She said: “In the light of the current focus on corporate governance issues and the use of public money, I have today asked the NAO to consider undertaking an investigation into this matter. I am keen for the NAO to look at how Motability is using taxpayers’ money.”
McVey said the Charity Commission “should again look into what has happened”.
“I would say that that review needs to start again,” she said.
She also agreed with a comment from Labour MP Liz McInnes, calling for her to “pay particular attention to the conduct of the trustees”.
Civil Society News has asked the Commission to respond to McVey's comments but it is yet to do so.
The Work and Pensions and Treasury select committees also announced they wished to jointly scrutinise “Motability bosses” in Parliament on 5 March.
A spokesperson for the Work and Pensions committee told Civil Society News the bosses it wished to scrutinise included the charity’s director Declan O’Mahony and its chair and founder Baron Sterling of Plaistow.
It also wished to question Betts and Motability Operations chair Neil Johnson.
Charity: There are inaccuracies
Yesterday evening, the Motability charity said “a significant number of incorrect statements” were made during the Parliamentary debate and said it would be writing to McVey and other MPs to “refute every single inaccuracy”.
It made three points in a statement on its website:
- The £2.4bn reserves are not held by the charity.

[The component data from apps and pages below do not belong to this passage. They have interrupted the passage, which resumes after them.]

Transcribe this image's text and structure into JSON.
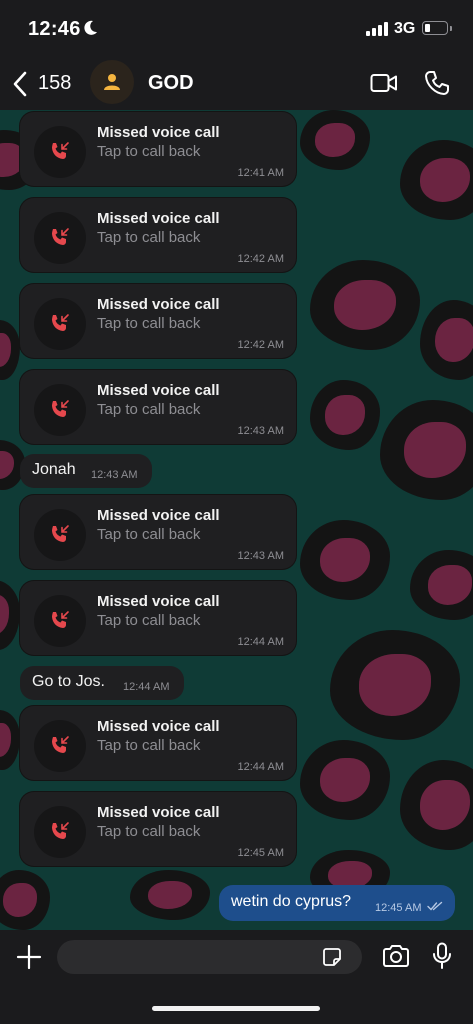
{
  "status": {
    "time": "12:46",
    "network": "3G"
  },
  "header": {
    "back_count": "158",
    "contact_name": "GOD"
  },
  "messages": [
    {
      "kind": "call",
      "title": "Missed voice call",
      "subtitle": "Tap to call back",
      "time": "12:41 AM"
    },
    {
      "kind": "call",
      "title": "Missed voice call",
      "subtitle": "Tap to call back",
      "time": "12:42 AM"
    },
    {
      "kind": "call",
      "title": "Missed voice call",
      "subtitle": "Tap to call back",
      "time": "12:42 AM"
    },
    {
      "kind": "call",
      "title": "Missed voice call",
      "subtitle": "Tap to call back",
      "time": "12:43 AM"
    },
    {
      "kind": "text_in",
      "text": "Jonah",
      "time": "12:43 AM"
    },
    {
      "kind": "call",
      "title": "Missed voice call",
      "subtitle": "Tap to call back",
      "time": "12:43 AM"
    },
    {
      "kind": "call",
      "title": "Missed voice call",
      "subtitle": "Tap to call back",
      "time": "12:44 AM"
    },
    {
      "kind": "text_in",
      "text": "Go to Jos.",
      "time": "12:44 AM"
    },
    {
      "kind": "call",
      "title": "Missed voice call",
      "subtitle": "Tap to call back",
      "time": "12:44 AM"
    },
    {
      "kind": "call",
      "title": "Missed voice call",
      "subtitle": "Tap to call back",
      "time": "12:45 AM"
    },
    {
      "kind": "text_out",
      "text": "wetin do cyprus?",
      "time": "12:45 AM",
      "status": "read"
    }
  ],
  "icons": {
    "back": "chevron-left-icon",
    "avatar": "person-icon",
    "video": "video-camera-icon",
    "call": "phone-icon",
    "missed_call": "missed-call-icon",
    "read_receipt": "double-check-icon",
    "add": "plus-icon",
    "sticker": "sticker-icon",
    "camera": "camera-icon",
    "mic": "microphone-icon"
  },
  "colors": {
    "missed_call": "#e5484d",
    "outgoing_bubble": "#1e4e8c",
    "incoming_bubble": "#1f1f21",
    "avatar_icon": "#f5b53f"
  }
}
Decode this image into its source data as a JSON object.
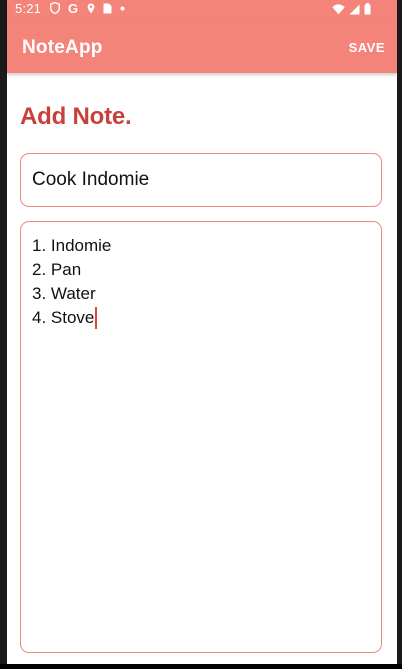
{
  "status_bar": {
    "time": "5:21",
    "left_icons": [
      "shield-icon",
      "google-icon",
      "location-icon",
      "sim-card-icon",
      "notification-dot-icon"
    ],
    "right_icons": [
      "wifi-icon",
      "signal-icon",
      "battery-icon"
    ]
  },
  "app_bar": {
    "title": "NoteApp",
    "save_label": "SAVE",
    "color": "#f4837a"
  },
  "form": {
    "heading": "Add Note.",
    "heading_color": "#c9403b",
    "title_value": "Cook Indomie",
    "body_lines": [
      "1. Indomie",
      "2. Pan",
      "3. Water",
      "4. Stove"
    ],
    "border_color": "#ee8a80"
  }
}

They are held by Motability Operations, an independent company which is contracted to deliver the Motability Scheme on the ground.
- Motability has absolutely no role in the eligibility criteria or award of mobility allowance to disabled people. That is – and always has been – the Department for Work and Pensions’ role.

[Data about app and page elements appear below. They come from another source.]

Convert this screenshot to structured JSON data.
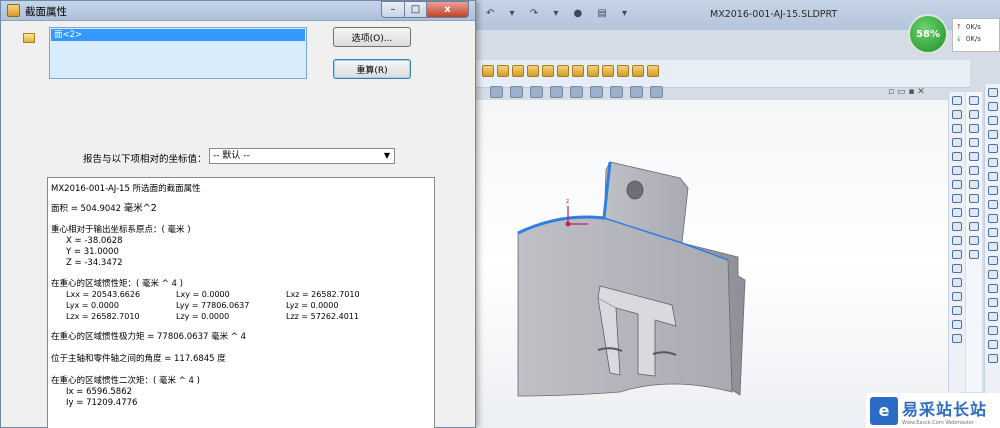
{
  "dialog": {
    "title": "截面属性",
    "window_controls": {
      "minimize": "–",
      "maximize": "□",
      "close": "x"
    },
    "selection_item": "面<2>",
    "options_button": "选项(O)...",
    "recalc_button": "重算(R)",
    "coord_label": "报告与以下项相对的坐标值：",
    "coord_value": "-- 默认 --",
    "results": {
      "header": "MX2016-001-AJ-15 所选面的截面属性",
      "area_label": "面积 = 504.9042",
      "area_unit": "毫米^2",
      "centroid_label": "重心相对于输出坐标系原点：( 毫米 )",
      "cx": "X = -38.0628",
      "cy": "Y = 31.0000",
      "cz": "Z = -34.3472",
      "moi_label": "在重心的区域惯性矩：( 毫米 ^ 4 )",
      "lxx": "Lxx = 20543.6626",
      "lxy": "Lxy = 0.0000",
      "lxz": "Lxz = 26582.7010",
      "lyx": "Lyx = 0.0000",
      "lyy": "Lyy = 77806.0637",
      "lyz": "Lyz = 0.0000",
      "lzx": "Lzx = 26582.7010",
      "lzy": "Lzy = 0.0000",
      "lzz": "Lzz = 57262.4011",
      "polar_label": "在重心的区域惯性极力矩 = 77806.0637",
      "polar_unit": "毫米 ^ 4",
      "angle_label": "位于主轴和零件轴之间的角度 = 117.6845",
      "angle_unit": "度",
      "second_moment_label": "在重心的区域惯性二次矩：( 毫米 ^ 4 )",
      "ix": "Ix = 6596.5862",
      "iy": "Iy = 71209.4776"
    }
  },
  "cad": {
    "document_title": "MX2016-001-AJ-15.SLDPRT",
    "qat_icons": "↶ ▾ ↷ ▾ ● ▤ ▾",
    "net_percent": "58%",
    "net_up": "0K/s",
    "net_down": "0K/s",
    "win_mini": "▫ ▭ ▪ ✕"
  },
  "watermark": {
    "logo": "e",
    "name": "易采站长站",
    "url": "Www.Easck.Com  Webmaster"
  }
}
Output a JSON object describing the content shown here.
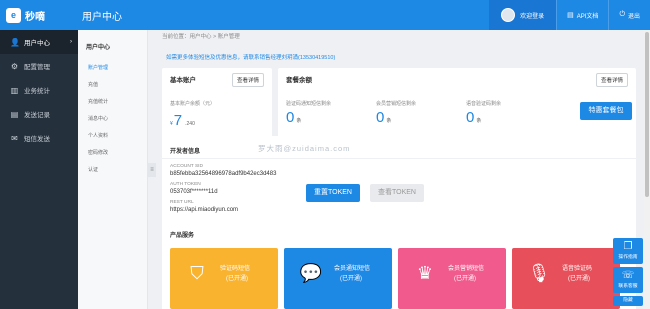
{
  "header": {
    "brand": "秒嘀",
    "logo_letter": "e",
    "title": "用户中心",
    "user_label": "欢迎登录",
    "api_label": "API文档",
    "logout_label": "退出",
    "bg_color": "#1e88e5"
  },
  "sidebar": {
    "items": [
      {
        "label": "用户中心",
        "icon": "user-icon"
      },
      {
        "label": "配置管理",
        "icon": "gear-icon"
      },
      {
        "label": "业务统计",
        "icon": "chart-icon"
      },
      {
        "label": "发送记录",
        "icon": "document-icon"
      },
      {
        "label": "短信发送",
        "icon": "send-icon"
      }
    ]
  },
  "submenu": {
    "title": "用户中心",
    "items": [
      "账户管理",
      "充值",
      "充值统计",
      "消息中心",
      "个人资料",
      "密码修改",
      "认证"
    ]
  },
  "breadcrumb": "当前位置：用户中心 > 账户管理",
  "notice": "如需更多体验短信及优惠信息，请联系销售经理刘玥涌(13530419510)",
  "basic_account": {
    "title": "基本账户",
    "view_details": "查看详情",
    "balance_label": "基本账户余额（元）",
    "currency": "¥",
    "balance_main": "7",
    "balance_fraction": ".240"
  },
  "package": {
    "title": "套餐余额",
    "view_details": "查看详情",
    "columns": [
      {
        "label": "验证码通知短信剩余",
        "value": "0",
        "unit": "条"
      },
      {
        "label": "会员营销短信剩余",
        "value": "0",
        "unit": "条"
      },
      {
        "label": "语音验证码剩余",
        "value": "0",
        "unit": "条"
      }
    ],
    "deal_button": "特惠套餐包"
  },
  "developer": {
    "title": "开发者信息",
    "account_sid_label": "ACCOUNT SID",
    "account_sid": "b85febba32564896978adf9b42ec3d483",
    "auth_token_label": "AUTH TOKEN",
    "auth_token": "053703f*******11d",
    "rest_url_label": "REST URL",
    "rest_url": "https://api.miaodiyun.com",
    "reset_button": "重置TOKEN",
    "view_button": "查看TOKEN"
  },
  "watermark": "罗大雨@zuidaima.com",
  "products": {
    "title": "产品服务",
    "tiles": [
      {
        "name": "验证码短信",
        "state": "(已开通)",
        "color": "#f9b32f",
        "icon": "shield-icon"
      },
      {
        "name": "会员通知短信",
        "state": "(已开通)",
        "color": "#1e88e5",
        "icon": "chat-icon"
      },
      {
        "name": "会员营销短信",
        "state": "(已开通)",
        "color": "#f05a8c",
        "icon": "crown-icon"
      },
      {
        "name": "语音验证码",
        "state": "(已开通)",
        "color": "#e7505a",
        "icon": "microphone-icon"
      }
    ]
  },
  "floating": {
    "guide_label": "操作指南",
    "contact_label": "联系客服",
    "hide_label": "隐藏"
  }
}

- Motability categorically does not receive “a direct grant from government” for the scheme. The Motability Scheme does not rely on government, or the taxpayer, for direct funding.
Motability Operations also published a response on its website, saying it is owned by a group of UK banks and does not receive government funding.
It said its reserves of £2.4bn “are not held in cash but are entirely invested in its fleet of around 630,000 cars”, which “provides a capital base that protects the business against risk”.
“Management is paid for performance, according to targets set by the board and agreed with shareholders,” it added.